A topic that has become even more relevant and very real of late is that of security.
From our perspective, as we transition to Accelerator5.0 and our new Outlook client, there is a new requirement for SSL. The change has generated some questions and so we will try to address them here.
Things are changing quickly in the area of security and whilst we are not security experts, we do have certain practices that we use and which may hopefully guide and advise you.
So firstly we will address the SSL (https) question.
In the last 2 years, browsers like Chrome/Firefox/Edge/Opera and Safari have all started showing a “Connection is not secure” message where https is not used.
“https” encodes your data in transit so that hackers cannot insert something in the middle to catch your data. That said, they might still be able to catch the data but will not be able to read it once https is in play, so data is of little use to any potential hacker.
All e-commerce sites use https as they are transmitting credit card details and security is obviously paramount.

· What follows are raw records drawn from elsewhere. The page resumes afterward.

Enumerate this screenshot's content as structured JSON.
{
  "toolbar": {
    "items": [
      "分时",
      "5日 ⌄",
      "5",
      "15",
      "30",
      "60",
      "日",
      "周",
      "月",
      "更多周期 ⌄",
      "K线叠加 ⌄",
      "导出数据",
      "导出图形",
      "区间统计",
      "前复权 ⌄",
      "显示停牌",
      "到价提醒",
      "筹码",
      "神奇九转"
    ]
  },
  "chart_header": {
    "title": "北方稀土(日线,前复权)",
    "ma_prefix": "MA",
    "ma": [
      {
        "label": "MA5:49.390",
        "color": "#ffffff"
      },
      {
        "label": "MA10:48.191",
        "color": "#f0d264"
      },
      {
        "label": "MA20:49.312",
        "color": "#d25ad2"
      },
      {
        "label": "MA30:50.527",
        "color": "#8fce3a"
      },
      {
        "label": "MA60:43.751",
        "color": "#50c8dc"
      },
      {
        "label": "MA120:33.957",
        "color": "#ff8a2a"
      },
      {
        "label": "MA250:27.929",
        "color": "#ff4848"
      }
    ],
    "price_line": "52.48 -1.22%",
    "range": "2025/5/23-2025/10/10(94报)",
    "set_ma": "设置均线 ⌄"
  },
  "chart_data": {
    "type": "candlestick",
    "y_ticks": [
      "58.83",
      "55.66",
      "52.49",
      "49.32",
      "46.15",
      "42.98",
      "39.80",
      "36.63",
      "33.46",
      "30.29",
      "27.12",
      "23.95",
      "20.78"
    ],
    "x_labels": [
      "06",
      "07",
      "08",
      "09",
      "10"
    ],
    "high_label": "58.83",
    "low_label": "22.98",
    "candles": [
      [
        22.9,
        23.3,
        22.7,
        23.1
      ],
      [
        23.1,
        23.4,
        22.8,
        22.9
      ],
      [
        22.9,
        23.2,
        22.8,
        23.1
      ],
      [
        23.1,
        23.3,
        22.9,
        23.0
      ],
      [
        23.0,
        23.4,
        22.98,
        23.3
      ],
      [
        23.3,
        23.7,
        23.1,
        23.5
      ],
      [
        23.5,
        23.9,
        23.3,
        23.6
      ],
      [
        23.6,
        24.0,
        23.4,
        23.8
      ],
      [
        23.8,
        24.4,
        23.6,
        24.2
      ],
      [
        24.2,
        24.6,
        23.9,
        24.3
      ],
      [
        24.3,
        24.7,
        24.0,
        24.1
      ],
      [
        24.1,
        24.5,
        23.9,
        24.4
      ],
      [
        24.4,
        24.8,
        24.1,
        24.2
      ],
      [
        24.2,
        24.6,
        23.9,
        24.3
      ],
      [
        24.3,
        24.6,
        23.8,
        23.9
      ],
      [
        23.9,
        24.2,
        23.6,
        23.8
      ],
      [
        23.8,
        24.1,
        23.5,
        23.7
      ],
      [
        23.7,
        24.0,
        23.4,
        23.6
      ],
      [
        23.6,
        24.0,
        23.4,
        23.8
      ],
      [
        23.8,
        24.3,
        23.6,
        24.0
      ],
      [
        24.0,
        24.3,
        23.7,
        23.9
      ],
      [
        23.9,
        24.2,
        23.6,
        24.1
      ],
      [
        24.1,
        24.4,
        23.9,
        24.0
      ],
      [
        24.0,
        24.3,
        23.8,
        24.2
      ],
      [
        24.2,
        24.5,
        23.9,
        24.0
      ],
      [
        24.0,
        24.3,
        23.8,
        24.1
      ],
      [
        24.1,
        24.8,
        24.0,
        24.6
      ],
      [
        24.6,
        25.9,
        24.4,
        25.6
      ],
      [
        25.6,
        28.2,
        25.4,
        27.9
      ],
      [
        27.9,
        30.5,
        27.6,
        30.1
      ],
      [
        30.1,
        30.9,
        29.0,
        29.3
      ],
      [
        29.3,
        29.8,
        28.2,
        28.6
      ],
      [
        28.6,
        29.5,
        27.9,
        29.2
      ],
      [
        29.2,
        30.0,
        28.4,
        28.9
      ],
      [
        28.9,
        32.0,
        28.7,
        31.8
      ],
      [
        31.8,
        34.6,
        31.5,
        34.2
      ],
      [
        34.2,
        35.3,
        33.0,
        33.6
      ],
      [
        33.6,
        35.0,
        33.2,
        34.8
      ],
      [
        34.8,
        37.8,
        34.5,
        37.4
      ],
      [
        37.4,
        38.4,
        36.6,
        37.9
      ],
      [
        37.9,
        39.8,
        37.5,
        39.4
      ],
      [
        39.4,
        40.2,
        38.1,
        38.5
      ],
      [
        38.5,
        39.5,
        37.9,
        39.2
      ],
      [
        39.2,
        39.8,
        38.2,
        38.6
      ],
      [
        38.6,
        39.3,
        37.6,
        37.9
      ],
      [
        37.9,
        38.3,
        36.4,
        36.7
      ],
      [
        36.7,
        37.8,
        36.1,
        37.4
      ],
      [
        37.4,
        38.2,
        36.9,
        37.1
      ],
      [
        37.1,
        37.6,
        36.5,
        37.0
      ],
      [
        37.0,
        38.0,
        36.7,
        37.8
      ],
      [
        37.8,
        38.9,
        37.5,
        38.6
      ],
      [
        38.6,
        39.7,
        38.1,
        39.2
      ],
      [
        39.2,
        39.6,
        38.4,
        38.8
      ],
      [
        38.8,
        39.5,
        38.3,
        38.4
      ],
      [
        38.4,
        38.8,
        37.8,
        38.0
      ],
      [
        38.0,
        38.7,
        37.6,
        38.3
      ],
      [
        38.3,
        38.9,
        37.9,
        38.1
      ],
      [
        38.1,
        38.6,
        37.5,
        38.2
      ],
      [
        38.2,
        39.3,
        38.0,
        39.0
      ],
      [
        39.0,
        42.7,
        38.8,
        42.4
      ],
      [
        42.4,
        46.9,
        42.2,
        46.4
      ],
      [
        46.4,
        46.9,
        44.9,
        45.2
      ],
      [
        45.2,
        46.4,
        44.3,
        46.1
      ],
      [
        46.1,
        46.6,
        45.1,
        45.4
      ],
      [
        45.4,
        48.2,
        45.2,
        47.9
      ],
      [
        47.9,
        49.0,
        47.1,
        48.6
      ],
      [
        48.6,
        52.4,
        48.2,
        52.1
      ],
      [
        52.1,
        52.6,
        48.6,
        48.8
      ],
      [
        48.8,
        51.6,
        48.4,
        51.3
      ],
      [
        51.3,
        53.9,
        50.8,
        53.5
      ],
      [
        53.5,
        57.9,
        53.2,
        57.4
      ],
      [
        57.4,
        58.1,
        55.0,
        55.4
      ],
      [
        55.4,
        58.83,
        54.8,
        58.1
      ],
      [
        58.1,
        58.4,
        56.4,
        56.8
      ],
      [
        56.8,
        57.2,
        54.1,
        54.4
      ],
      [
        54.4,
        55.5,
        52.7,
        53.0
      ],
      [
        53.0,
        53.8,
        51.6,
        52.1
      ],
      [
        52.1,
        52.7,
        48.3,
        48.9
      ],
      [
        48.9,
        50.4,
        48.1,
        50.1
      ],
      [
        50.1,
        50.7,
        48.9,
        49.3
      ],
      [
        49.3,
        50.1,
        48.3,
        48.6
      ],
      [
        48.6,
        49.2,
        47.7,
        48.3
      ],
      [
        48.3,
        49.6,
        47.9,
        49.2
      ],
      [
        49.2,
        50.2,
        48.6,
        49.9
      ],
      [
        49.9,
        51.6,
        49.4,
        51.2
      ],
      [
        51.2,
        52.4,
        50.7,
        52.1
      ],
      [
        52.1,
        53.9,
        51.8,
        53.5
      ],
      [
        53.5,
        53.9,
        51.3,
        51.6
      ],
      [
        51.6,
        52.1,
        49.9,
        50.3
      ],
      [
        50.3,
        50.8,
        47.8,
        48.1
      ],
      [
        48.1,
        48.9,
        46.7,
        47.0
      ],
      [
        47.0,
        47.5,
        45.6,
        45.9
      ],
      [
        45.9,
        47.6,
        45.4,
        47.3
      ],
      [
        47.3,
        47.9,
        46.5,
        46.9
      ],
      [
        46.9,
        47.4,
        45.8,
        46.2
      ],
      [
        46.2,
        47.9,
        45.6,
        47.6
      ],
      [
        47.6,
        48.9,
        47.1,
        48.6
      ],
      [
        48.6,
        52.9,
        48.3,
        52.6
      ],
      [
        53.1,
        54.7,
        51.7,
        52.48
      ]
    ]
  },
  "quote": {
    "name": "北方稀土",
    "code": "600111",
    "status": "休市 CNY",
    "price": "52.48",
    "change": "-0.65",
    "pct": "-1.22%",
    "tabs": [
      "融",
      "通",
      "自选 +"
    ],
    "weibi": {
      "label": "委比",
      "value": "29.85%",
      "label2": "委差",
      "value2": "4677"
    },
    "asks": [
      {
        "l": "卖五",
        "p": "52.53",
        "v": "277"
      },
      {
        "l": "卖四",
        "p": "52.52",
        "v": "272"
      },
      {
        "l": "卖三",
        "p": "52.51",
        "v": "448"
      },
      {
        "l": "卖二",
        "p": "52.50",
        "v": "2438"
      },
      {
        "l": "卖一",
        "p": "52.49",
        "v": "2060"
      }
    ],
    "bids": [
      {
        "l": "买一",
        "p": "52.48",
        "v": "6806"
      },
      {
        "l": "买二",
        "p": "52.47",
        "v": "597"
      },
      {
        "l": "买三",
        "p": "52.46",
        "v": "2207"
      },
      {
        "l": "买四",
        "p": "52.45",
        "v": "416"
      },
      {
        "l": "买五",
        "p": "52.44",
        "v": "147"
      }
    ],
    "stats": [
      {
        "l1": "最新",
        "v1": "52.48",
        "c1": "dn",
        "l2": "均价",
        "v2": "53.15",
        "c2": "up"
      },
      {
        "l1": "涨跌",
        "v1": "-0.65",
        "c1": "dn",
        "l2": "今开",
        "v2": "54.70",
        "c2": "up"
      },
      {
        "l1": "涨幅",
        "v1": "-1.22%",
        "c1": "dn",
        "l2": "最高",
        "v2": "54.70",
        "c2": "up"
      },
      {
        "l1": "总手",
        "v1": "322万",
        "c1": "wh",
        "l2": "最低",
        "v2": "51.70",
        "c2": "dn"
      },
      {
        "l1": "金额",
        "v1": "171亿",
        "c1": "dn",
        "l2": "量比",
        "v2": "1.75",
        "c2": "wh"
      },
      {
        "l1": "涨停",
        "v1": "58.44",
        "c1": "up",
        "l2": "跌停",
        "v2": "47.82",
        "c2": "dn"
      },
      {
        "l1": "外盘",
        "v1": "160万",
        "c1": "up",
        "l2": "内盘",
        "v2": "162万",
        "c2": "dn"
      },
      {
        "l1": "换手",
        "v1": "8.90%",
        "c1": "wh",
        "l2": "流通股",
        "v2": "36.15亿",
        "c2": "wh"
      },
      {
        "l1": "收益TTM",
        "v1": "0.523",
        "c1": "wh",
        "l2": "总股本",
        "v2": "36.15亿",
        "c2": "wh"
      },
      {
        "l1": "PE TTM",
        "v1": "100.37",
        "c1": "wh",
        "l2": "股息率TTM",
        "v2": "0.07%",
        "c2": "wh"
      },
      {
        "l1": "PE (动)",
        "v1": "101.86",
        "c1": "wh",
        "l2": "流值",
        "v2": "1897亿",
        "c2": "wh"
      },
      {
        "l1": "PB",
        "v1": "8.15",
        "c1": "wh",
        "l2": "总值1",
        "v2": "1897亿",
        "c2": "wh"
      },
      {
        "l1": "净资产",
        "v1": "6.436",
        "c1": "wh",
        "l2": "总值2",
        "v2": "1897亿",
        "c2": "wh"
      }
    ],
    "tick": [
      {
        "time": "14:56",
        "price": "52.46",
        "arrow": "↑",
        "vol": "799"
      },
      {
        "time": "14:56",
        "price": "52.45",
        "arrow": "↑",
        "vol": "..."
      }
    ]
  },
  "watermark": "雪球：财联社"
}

In our opinion, any and all of our data should be handled as securely.
Integrating with external API’s all require (or should all require) SSL.
One limitation since 2015 is the ability to get an SSL cert for an internal-only server. For example
You can create self-signed certs but they will throw a warning up so they are no use really for production use. There are some ideas online about workarounds to use CA (Certificate Authority) certs on internal servers but it’s not something I would recommend (or we would support in our software).
One argument against having https on internal servers is: “…but it’s on my network and so it’s secure…”. Maybe it is secure but if it’s not then critical data can be intercepted as it flows through your network. Also, you would not be able to integrate with most modern API’s and systems. For example with Accelerator and the Office 365 API. Microsoft requires SSL and it will not work without it.
So what can you do?
Well, you need to assign an external IP to your server and using your DNS set up a route to your server. Then you can walk through the steps to create your cert. Usually, access to the domain is required for the authority to authenticate.
But you don’t want CRM accessible from the outside? We understand that and there are some options for this also. Once you get your cert you can do the following:
- Within IIS you can restrict access to certain IP addresses or IP address ranges.
You may need to add this option in via server manager.
See this Microsoft article for details on how to manage this
2. Using a VPN (we use OpenVPN but there are many out there)
A VPN (when connected) assigns an IP that is within the allowed range of a Windows firewall.
With this configuration, users could work from anywhere securely. With people needing to work from home or at least having the ability to, you can provide a modern adaptable workplace for your staff allowing better business continuity.
How to be extra careful…
We use 1Password to store internal and customer credentials. It’s great for generating complex passwords that are unlikely to be guessed and if you equip your users with this (or a tool like this…there are others on the market) and train them to use it for their VPN then it’s yet another layer of security to help protect you and your business.
How does https affect Sage CRM?
There are some points in the Sage CRM install guide.
If you select Use HTTPS for Sage CRM connections, you must manually add a server certificate on the web server (IIS) used by Sage CRM and create an HTTPS binding for the CRM site. For more information, see How To Set Up an HTTPS Service in IIS.
After you enable HTTPS, update the HTTPPort and OutlookPort entries in the Custom_Sysparams table in Sage CRM with the port you configured in the HTTPS binding settings.
As of writing the link below is the latest install guide that this is taken from
What about demo systems on laptops?
There are 2 options here. One is to create a self-signed cert. This can be problematic though and a better option IMO is to use a tool called “ngrok” (https://ngrok.com/) which generates a public URL to expose your localhost. Both these options should only be used on demo environments and not on live systems. Neither method is supported by CRM Together.
I hope you found this useful.
If you have any questions or comments please click on the Contact Us button below and send us a message.